Building Brighter Futures
groundbreaking study led by Jenny Gore aims to expand educational and career opportunities for young people.
What do you want to be when you grow up? It is an age-old question but what intrigues leading Faculty of Education and Arts (FEDUA) researcher Professor Jenny Gore is the array of complex forces that influence a child's answer to this seemingly simple inquiry.
Gore, the Head of the School of Education at the University of Newcastle, is
leading a significant four-year study, starting in 2012, that will look at how
career aspirations are formed in the middle years of schooling.
The novel project will be the first to seek a comprehensive insight into the factors that shape children's career and education ambitions from the ages of 10 to 14.
"Some research has been done on students in the upper secondary years but we
are responding to an increasing awareness that kids' aspirations are actually
shaped much earlier than that," Gore explains.

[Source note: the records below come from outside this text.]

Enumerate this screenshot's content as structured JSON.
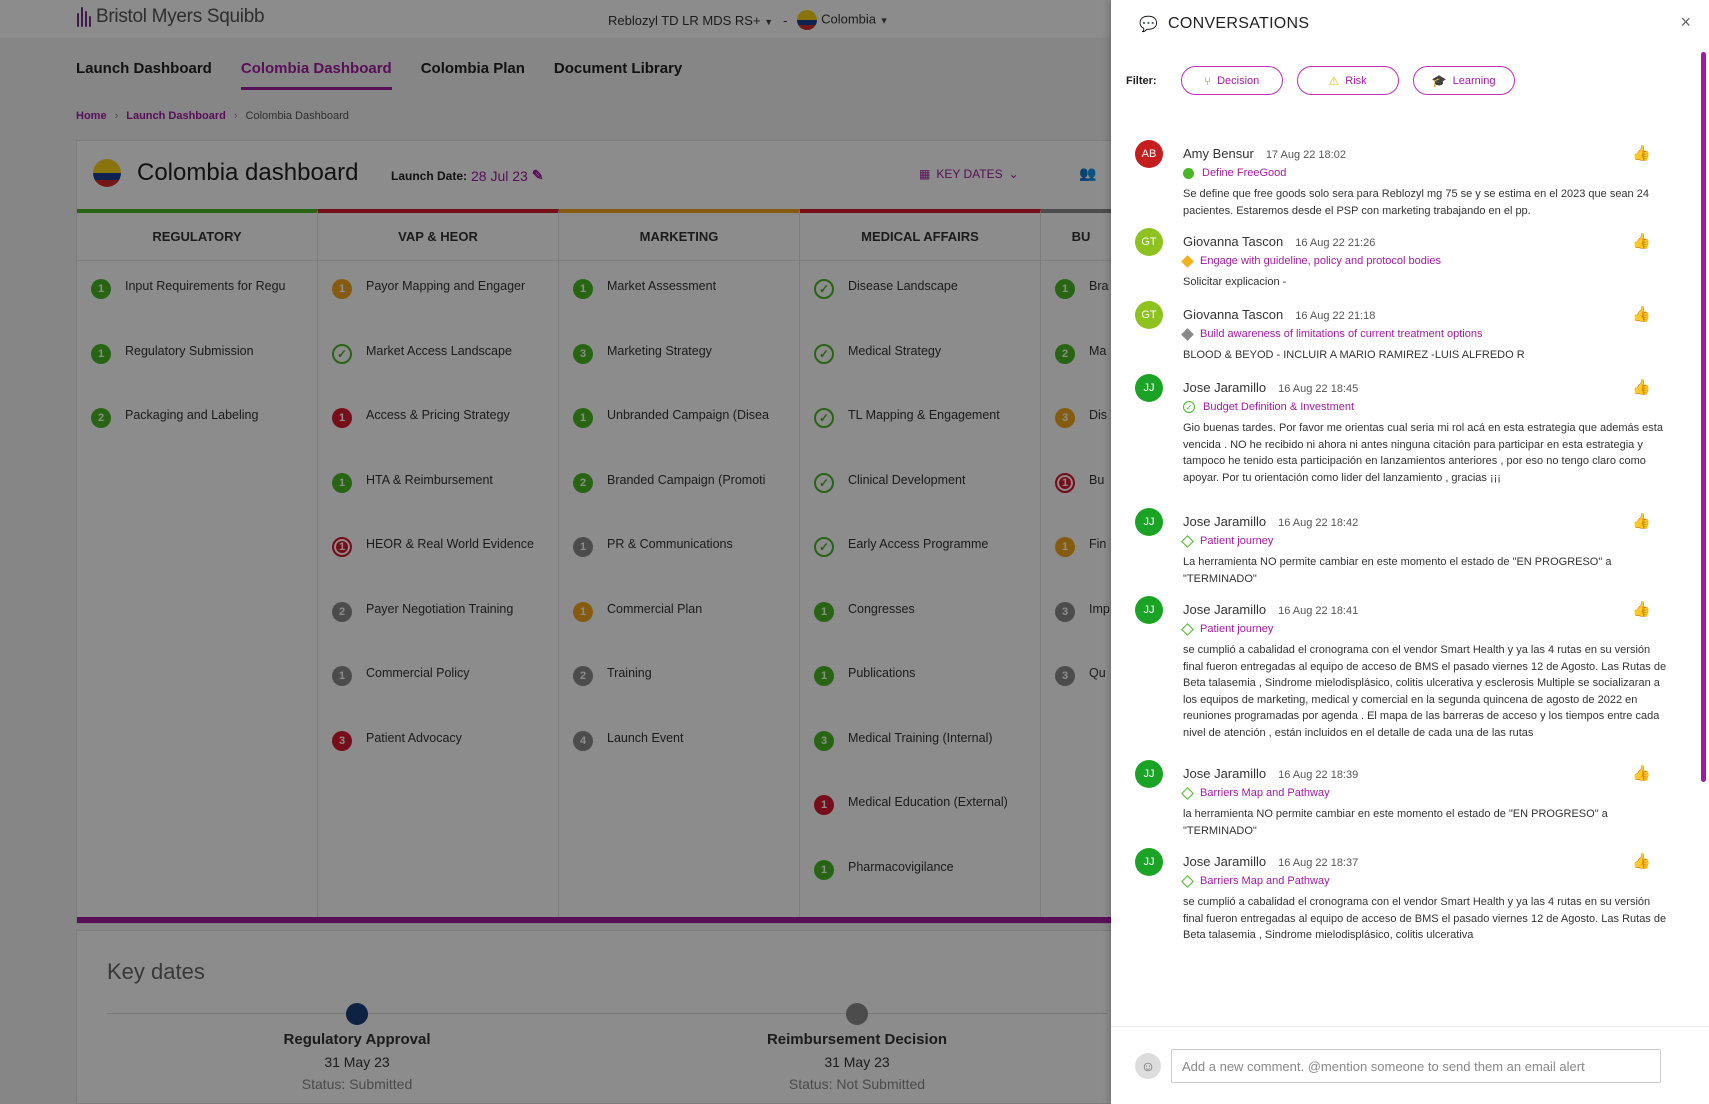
{
  "header": {
    "brand": "Bristol Myers Squibb",
    "product": "Reblozyl TD LR MDS RS+",
    "separator": "-",
    "country": "Colombia"
  },
  "nav": [
    "Launch Dashboard",
    "Colombia Dashboard",
    "Colombia Plan",
    "Document Library"
  ],
  "breadcrumb": {
    "home": "Home",
    "parent": "Launch Dashboard",
    "current": "Colombia Dashboard"
  },
  "dashboard": {
    "title": "Colombia dashboard",
    "launch_label": "Launch Date:",
    "launch_value": "28 Jul 23",
    "key_dates_btn": "KEY DATES",
    "columns": [
      {
        "title": "REGULATORY",
        "color": "#47b824",
        "items": [
          {
            "badge": "1",
            "status": "green",
            "label": "Input Requirements for Regu"
          },
          {
            "badge": "1",
            "status": "green",
            "label": "Regulatory Submission"
          },
          {
            "badge": "2",
            "status": "green",
            "label": "Packaging and Labeling"
          }
        ]
      },
      {
        "title": "VAP & HEOR",
        "color": "#d9182f",
        "items": [
          {
            "badge": "1",
            "status": "yellow",
            "label": "Payor Mapping and Engager"
          },
          {
            "badge": "✓",
            "status": "check",
            "label": "Market Access Landscape"
          },
          {
            "badge": "1",
            "status": "red",
            "label": "Access & Pricing Strategy"
          },
          {
            "badge": "1",
            "status": "green",
            "label": "HTA & Reimbursement"
          },
          {
            "badge": "1",
            "status": "red-ring",
            "label": "HEOR & Real World Evidence"
          },
          {
            "badge": "2",
            "status": "grey",
            "label": "Payer Negotiation Training"
          },
          {
            "badge": "1",
            "status": "grey",
            "label": "Commercial Policy"
          },
          {
            "badge": "3",
            "status": "red",
            "label": "Patient Advocacy"
          }
        ]
      },
      {
        "title": "MARKETING",
        "color": "#f2a81d",
        "items": [
          {
            "badge": "1",
            "status": "green",
            "label": "Market Assessment"
          },
          {
            "badge": "3",
            "status": "green",
            "label": "Marketing Strategy"
          },
          {
            "badge": "1",
            "status": "green",
            "label": "Unbranded Campaign (Disea"
          },
          {
            "badge": "2",
            "status": "green",
            "label": "Branded Campaign (Promoti"
          },
          {
            "badge": "1",
            "status": "grey",
            "label": "PR & Communications"
          },
          {
            "badge": "1",
            "status": "yellow",
            "label": "Commercial Plan"
          },
          {
            "badge": "2",
            "status": "grey",
            "label": "Training"
          },
          {
            "badge": "4",
            "status": "grey",
            "label": "Launch Event"
          }
        ]
      },
      {
        "title": "MEDICAL AFFAIRS",
        "color": "#d9182f",
        "items": [
          {
            "badge": "✓",
            "status": "check",
            "label": "Disease Landscape"
          },
          {
            "badge": "✓",
            "status": "check",
            "label": "Medical Strategy"
          },
          {
            "badge": "✓",
            "status": "check",
            "label": "TL Mapping & Engagement"
          },
          {
            "badge": "✓",
            "status": "check",
            "label": "Clinical Development"
          },
          {
            "badge": "✓",
            "status": "check",
            "label": "Early Access Programme"
          },
          {
            "badge": "1",
            "status": "green",
            "label": "Congresses"
          },
          {
            "badge": "1",
            "status": "green",
            "label": "Publications"
          },
          {
            "badge": "3",
            "status": "green",
            "label": "Medical Training (Internal)"
          },
          {
            "badge": "1",
            "status": "red",
            "label": "Medical Education (External)"
          },
          {
            "badge": "1",
            "status": "green",
            "label": "Pharmacovigilance"
          }
        ]
      },
      {
        "title": "BU",
        "color": "#8a8a8a",
        "items": [
          {
            "badge": "1",
            "status": "green",
            "label": "Bra"
          },
          {
            "badge": "2",
            "status": "green",
            "label": "Ma"
          },
          {
            "badge": "3",
            "status": "yellow",
            "label": "Dis"
          },
          {
            "badge": "1",
            "status": "red-ring",
            "label": "Bu"
          },
          {
            "badge": "1",
            "status": "yellow",
            "label": "Fin"
          },
          {
            "badge": "3",
            "status": "grey",
            "label": "Imp"
          },
          {
            "badge": "3",
            "status": "grey",
            "label": "Qu"
          }
        ]
      }
    ]
  },
  "key_dates": {
    "title": "Key dates",
    "events": [
      {
        "name": "Regulatory Approval",
        "date": "31 May 23",
        "status": "Status: Submitted",
        "color": "#1a3e7a"
      },
      {
        "name": "Reimbursement Decision",
        "date": "31 May 23",
        "status": "Status: Not Submitted",
        "color": "#8a8a8a"
      }
    ]
  },
  "panel": {
    "title": "CONVERSATIONS",
    "close": "×",
    "filter_label": "Filter:",
    "filters": [
      {
        "label": "Decision",
        "icon": "branch-icon",
        "glyph": "⑂"
      },
      {
        "label": "Risk",
        "icon": "warning-icon",
        "glyph": "⚠"
      },
      {
        "label": "Learning",
        "icon": "graduation-cap-icon",
        "glyph": "🎓"
      }
    ],
    "messages": [
      {
        "initials": "AB",
        "avatar_color": "#c41e1e",
        "author": "Amy Bensur",
        "time": "17 Aug 22 18:02",
        "topic_shape": "dot",
        "topic_color": "#47b824",
        "topic": "Define FreeGood",
        "body": "Se define que free goods solo sera para Reblozyl mg 75 se y se estima en el 2023 que sean 24 pacientes. Estaremos desde el PSP con marketing trabajando en el pp."
      },
      {
        "initials": "GT",
        "avatar_color": "#8ec21f",
        "author": "Giovanna Tascon",
        "time": "16 Aug 22 21:26",
        "topic_shape": "diamond",
        "topic_color": "#f2b21d",
        "topic": "Engage with guideline, policy and protocol bodies",
        "body": "Solicitar explicacion -"
      },
      {
        "initials": "GT",
        "avatar_color": "#8ec21f",
        "author": "Giovanna Tascon",
        "time": "16 Aug 22 21:18",
        "topic_shape": "diamond",
        "topic_color": "#8a8a8a",
        "topic": "Build awareness of limitations of current treatment options",
        "body": "BLOOD & BEYOD - INCLUIR A MARIO RAMIREZ -LUIS ALFREDO R"
      },
      {
        "initials": "JJ",
        "avatar_color": "#1aa324",
        "author": "Jose Jaramillo",
        "time": "16 Aug 22 18:45",
        "topic_shape": "check",
        "topic_color": "#47b824",
        "topic": "Budget Definition & Investment",
        "body": "Gio buenas tardes. Por favor me orientas cual seria mi rol acá en esta estrategia que además esta vencida . NO he recibido ni ahora ni antes ninguna citación para participar en esta estrategia y tampoco he tenido esta participación en lanzamientos anteriores , por eso no tengo claro como apoyar. Por tu orientación como lider del lanzamiento , gracias ¡¡¡"
      },
      {
        "initials": "JJ",
        "avatar_color": "#1aa324",
        "author": "Jose Jaramillo",
        "time": "16 Aug 22 18:42",
        "topic_shape": "diamond-outline",
        "topic_color": "#47b824",
        "topic": "Patient journey",
        "body": "La herramienta NO permite cambiar en este momento el estado de \"EN PROGRESO\" a \"TERMINADO\""
      },
      {
        "initials": "JJ",
        "avatar_color": "#1aa324",
        "author": "Jose Jaramillo",
        "time": "16 Aug 22 18:41",
        "topic_shape": "diamond-outline",
        "topic_color": "#47b824",
        "topic": "Patient journey",
        "body": "se cumplió a cabalidad el cronograma con el vendor Smart Health y ya las 4 rutas en su versión final fueron entregadas al equipo de acceso de BMS el pasado viernes 12 de Agosto. Las Rutas de Beta talasemia , Sindrome mielodisplásico, colitis ulcerativa y esclerosis Multiple se socializaran a los equipos de marketing, medical y comercial en la segunda quincena de agosto de 2022 en reuniones programadas por agenda . El mapa de las barreras de acceso y los tiempos entre cada nivel de atención , están incluidos en el detalle de cada una de las rutas"
      },
      {
        "initials": "JJ",
        "avatar_color": "#1aa324",
        "author": "Jose Jaramillo",
        "time": "16 Aug 22 18:39",
        "topic_shape": "diamond-outline",
        "topic_color": "#47b824",
        "topic": "Barriers Map and Pathway",
        "body": "la herramienta NO permite cambiar en este momento el estado de \"EN PROGRESO\" a \"TERMINADO\""
      },
      {
        "initials": "JJ",
        "avatar_color": "#1aa324",
        "author": "Jose Jaramillo",
        "time": "16 Aug 22 18:37",
        "topic_shape": "diamond-outline",
        "topic_color": "#47b824",
        "topic": "Barriers Map and Pathway",
        "body": "se cumplió a cabalidad el cronograma con el vendor Smart Health y ya las 4 rutas en su versión final fueron entregadas al equipo de acceso de BMS el pasado viernes 12 de Agosto. Las Rutas de Beta talasemia , Sindrome mielodisplásico, colitis ulcerativa"
      }
    ],
    "comment_placeholder": "Add a new comment. @mention someone to send them an email alert"
  }
}
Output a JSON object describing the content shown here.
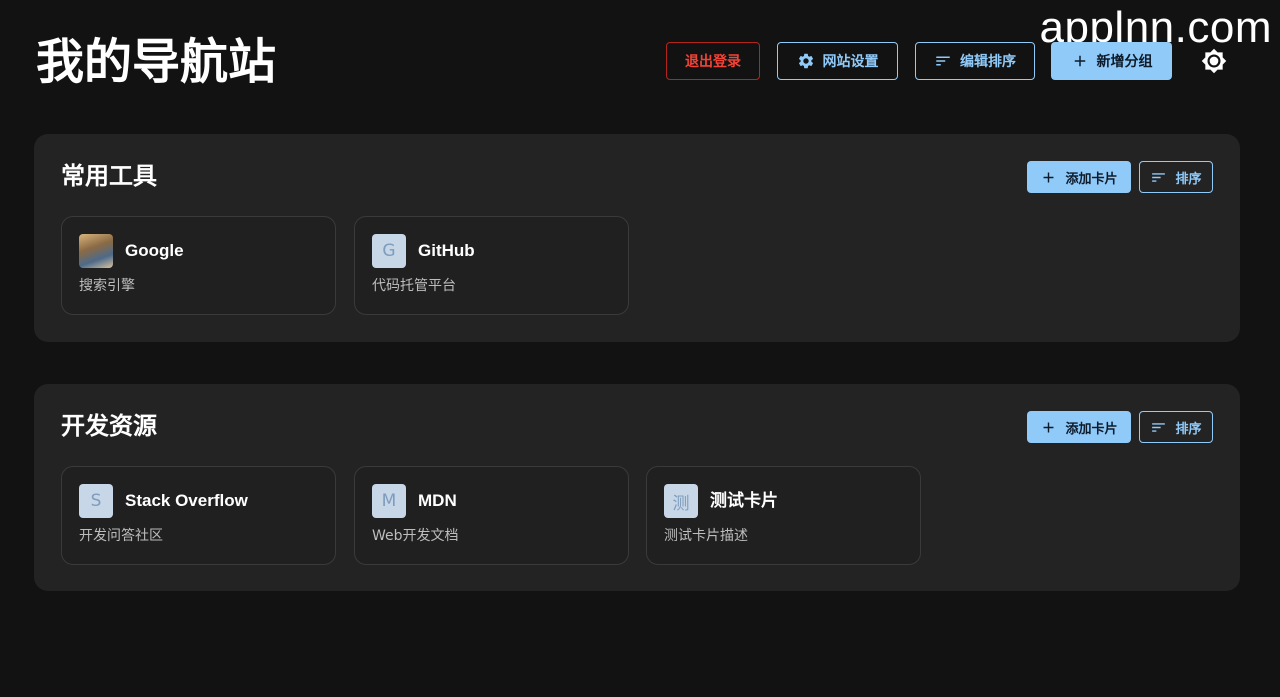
{
  "watermark": "applnn.com",
  "header": {
    "title": "我的导航站",
    "logout_label": "退出登录",
    "site_settings_label": "网站设置",
    "edit_sort_label": "编辑排序",
    "add_group_label": "新增分组",
    "theme_toggle_icon": "sun-icon"
  },
  "colors": {
    "accent": "#90caf9",
    "danger": "#f44336",
    "background": "#121212",
    "panel": "#232323"
  },
  "groups": [
    {
      "title": "常用工具",
      "add_card_label": "添加卡片",
      "sort_label": "排序",
      "cards": [
        {
          "icon_type": "image",
          "icon_letter": "",
          "title": "Google",
          "description": "搜索引擎"
        },
        {
          "icon_type": "letter",
          "icon_letter": "G",
          "title": "GitHub",
          "description": "代码托管平台"
        }
      ]
    },
    {
      "title": "开发资源",
      "add_card_label": "添加卡片",
      "sort_label": "排序",
      "cards": [
        {
          "icon_type": "letter",
          "icon_letter": "S",
          "title": "Stack Overflow",
          "description": "开发问答社区"
        },
        {
          "icon_type": "letter",
          "icon_letter": "M",
          "title": "MDN",
          "description": "Web开发文档"
        },
        {
          "icon_type": "letter",
          "icon_letter": "测",
          "title": "测试卡片",
          "description": "测试卡片描述"
        }
      ]
    }
  ]
}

The information will assist educators in developing programs to expand children's awareness of the range of opportunities available to them.
FEDUA researchers Professor James Albright, Dr Erica Southgate, Dr Kathryn Holmes and Professor Max Smith are co-investigators on the project, which has attracted more than $1 million in funding from the Australian Research Council (ARC) and the NSW Department of Education and Training.
The team will follow children from state schools in three regions - the North Coast, Hunter/Central Coast and Sydney's North Shore - tracking them over four years to ascertain how their aspirations develop or change over time.
The regions have been selected to reflect a range of socio-economic and cultural backgrounds and the experience of children from disadvantaged communities will be a strong focus of the research.
"The vast majority of parents, regardless of their background, want their kids to have access to meaningful career and educational opportunities but they don't all know how to make that happen," Gore says.
"Some children develop a narrow view of their choices because they are not exposed to other possibilities through the experiences of friends, family and community. We want to know how their choices are made, how we can open up a broader range of possibilities."
A former high school teacher who has been working in the tertiary sector for more than 20 years, Gore has made significant contributions to pedagogical reform nationally. With University of Newcastle colleague Associate Professor James Ladwig, she was a key member of the research team that generated the concept of Productive Pedagogy. They later co-authored the NSW model of pedagogy, known as Quality Teaching, a landmark framework for teacher education and professional development that has also been adopted by the ACT.
She is also chief investigator on another major ARC-funded project, with colleagues Dr Wendy Miller and Julie Bowe, researching the effective implementation of pedagogical reform. It aims to help teachers translate the research on quality teaching into classroom practice and is being undertaken in partnership with a Sydney-based education office.
Gore has a strong sense of social justice and is driven by the goal of improving teaching and teacher education for the benefit of students in all schools.
"I work from the premise that all teachers can deliver quality teaching, regardless of their environment, if you give them the conceptual tools to do it," she says.
"What is really gratifying is getting feedback from teachers we have worked with who say they were dragging themselves through the school gates every morning but now can't wait to get into the classroom and try out the new lessons they have prepared. They talk about being reinvigorated and re-energised and that is really exciting."